Today was Day 1 of Woods and Wetlands for Rockford Community Services at Camp Rockford. Camp Rockford is located along a beautiful little stretch of the Rogue River, and our day camp has the amazing opportunity to use not only the river, but also a shallow tributary that enters the main river channel (best for the “Littles” we have,) and some gorgeous, wild woodland that borders it! Maples, oaks, hickories, beech trees, trillium, jack-in-the-pulpit, May apples, and a bit of poison ivy are just some of what we will get to learn about in the coming days.
Of course, the first day of anything is always a little bumpy as we get to know each other, work out the kinks of drop-off and pick-up, and manage our time out there. Time management is not one of my strengths, so I rely heavily on multiple alarms I set on my watch, as well as the use of a small, visual timer that helps the kids to feel they have some control over how they use their own time. Of course, the visual timer wasn’t visible from where we spent most of our morning, so I’ll have to figure out a way to remedy that tomorrow. I love that I get to spend 8 mornings with the same kids! We will have the chance to get to know and trust each other, starting each morning with my tried and true Morning Meeting before moving to our “wild” space along the tributary.
As always, I didn’t even try to plan many details of our day, knowing that it will take at least a couple of days for everyone to explore our space and get comfortable with our boundaries. I am SO fortunate to have one of the best aides EVER! We already knew each other from when I was a classroom teacher at Lakes Elementary and I was thrilled that she was willing to join me for this summer program! I couldn’t have asked for a better partner. She stays calm and cool, knows exactly how to support without me having to even ask, and she really knows how to connect with kids. I am incredibly grateful for her! We are lucky that we seem to have a wonderful group of kids to work with as well!
After our extra-long Morning Meeting (The Morning Meeting Book by Roxann Kriete has been my “go-to” for almost 20 years!) and a little bit of Brain Gym, we headed down to the woods and the river. (I will refer to our little tributary as either the river or a creek periodically.) We did have to stop first to begin recognizing what poison ivy looks like. Luckily, after a very short distance, it disappears and we have safe walking the rest of the way to our Meeting Log and the river just beyond. I hauled my wagon that now houses some of what used to be in my classroom, including a heavy crate of books, down to the log and we all dropped our backpacks and water bottles off there so our hands were free to help us get down the steep bank to the shallow (and COLD) water. The first couple feet from the bank to the center of the creek were very sticky and difficult even for me to pull my rubber-booted feet out of, so our first project began! With the help of most of our explorers, we spent the next hour hauling logs and dead branches to make a sort of bridge to get us past the sticky part and right to the center where the sand is solid and the water is clear.

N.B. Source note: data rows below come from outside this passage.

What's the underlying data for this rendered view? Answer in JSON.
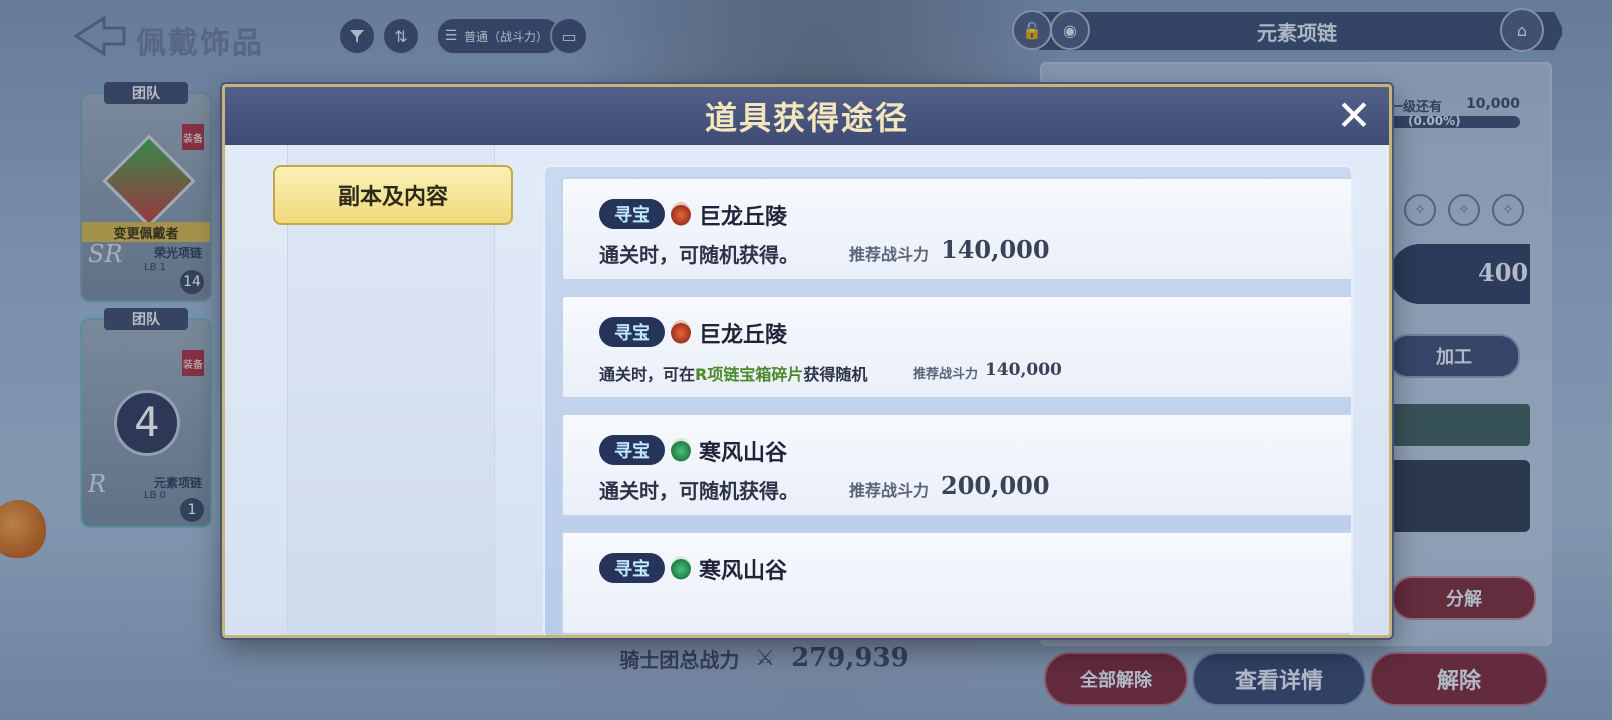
{
  "header": {
    "page_title": "佩戴饰品",
    "sort_label": "普通（战斗力）"
  },
  "right_header": {
    "title": "元素项链"
  },
  "right_panel": {
    "next_level_label": "一级还有",
    "next_level_value": "10,000",
    "percent": "(0.00%)",
    "power_value": "400",
    "process_button": "加工",
    "decompose_button": "分解"
  },
  "cards": [
    {
      "team_label": "团队",
      "equip_label": "装备",
      "change_label": "变更佩戴者",
      "rank": "SR",
      "name": "荣光项链",
      "lb": "LB 1",
      "count": "14"
    },
    {
      "team_label": "团队",
      "equip_label": "装备",
      "level_badge": "4",
      "rank": "R",
      "name": "元素项链",
      "lb": "LB 0",
      "count": "1"
    }
  ],
  "bottom": {
    "total_power_label": "骑士团总战力",
    "total_power_value": "279,939",
    "unequip_all_button": "全部解除",
    "details_button": "查看详情",
    "unequip_button": "解除"
  },
  "modal": {
    "title": "道具获得途径",
    "category": "副本及内容",
    "entries": [
      {
        "tag": "寻宝",
        "icon": "fire-element-icon",
        "name": "巨龙丘陵",
        "desc": "通关时，可随机获得。",
        "rec_label": "推荐战斗力",
        "rec_value": "140,000"
      },
      {
        "tag": "寻宝",
        "icon": "fire-element-icon",
        "name": "巨龙丘陵",
        "desc_before": "通关时，可在",
        "desc_highlight": "R项链宝箱碎片",
        "desc_after": "获得随机",
        "rec_label": "推荐战斗力",
        "rec_value": "140,000"
      },
      {
        "tag": "寻宝",
        "icon": "wind-element-icon",
        "name": "寒风山谷",
        "desc": "通关时，可随机获得。",
        "rec_label": "推荐战斗力",
        "rec_value": "200,000"
      },
      {
        "tag": "寻宝",
        "icon": "wind-element-icon",
        "name": "寒风山谷"
      }
    ]
  },
  "colors": {
    "modal_header": "#3e4c74",
    "title_gold": "#f3e6bc",
    "category_gold": "#f1db7c",
    "tag_navy": "#26335a",
    "highlight_green": "#4a8a2c"
  }
}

I wish I could have just sat back and observed because when I paused to look around, to count kids, or to check in with Chara, everything I saw brought me joy and made me smile. One of our explorers was challenging herself against the current, which was pretty strong, despite how shallow the water was. A couple of other explorers were using nature exploration tools to scoop up water and look at what was in it. Two of the boys asked if they could go back to the Meeting Log to look around, and a small crew went up on land with Chara to use teamwork to bring logs and branches to those of us who were standing in the creek and placing the logs. One boy I noticed was very quiet and serious about everything. He seemed to be a bit of an “old soul,” and I could tell he was just taking things in and listening intently. At some point he started using his critter-catching tool to scoop up muck and mud and pack it in between the logs, just like beavers do when they build their dams. I commented on this and he merely nodded and gave a small smile and went back to his work.
Most of the kids were soaking wet, dirty, and happy by the time we had to head back. My boots were full of river-water and it was fun to sit down on the log and dump them out while some of the kids were doing the same. (One boy did say his dad told him he wasn’t to get wet! Oh dear… I will be emailing all of the parents tonight to make sure we are all on the same page, or in the same river, so to speak.) I had given each of the kids a blank nature journal and a little canister of colored pencils with a sharpener built into the lid. We used these at the beginning of our morning and again at the end to draw and/or write about our expectations and then our experiences. Sometimes I will give them something specific I want them to write or draw, but I want these journals to belong to them and they will get to keep them (and the pencils) after our 8 days together come to an end. We took just about 5 silent minutes to journal and then packed up and headed back to grab lunches and head home.
At some point in the middle of our morning, one of the kids yelled out, “Can we do this again tomorrow?”
It was with great joy and rare satisfaction that I got to reply, “YES!“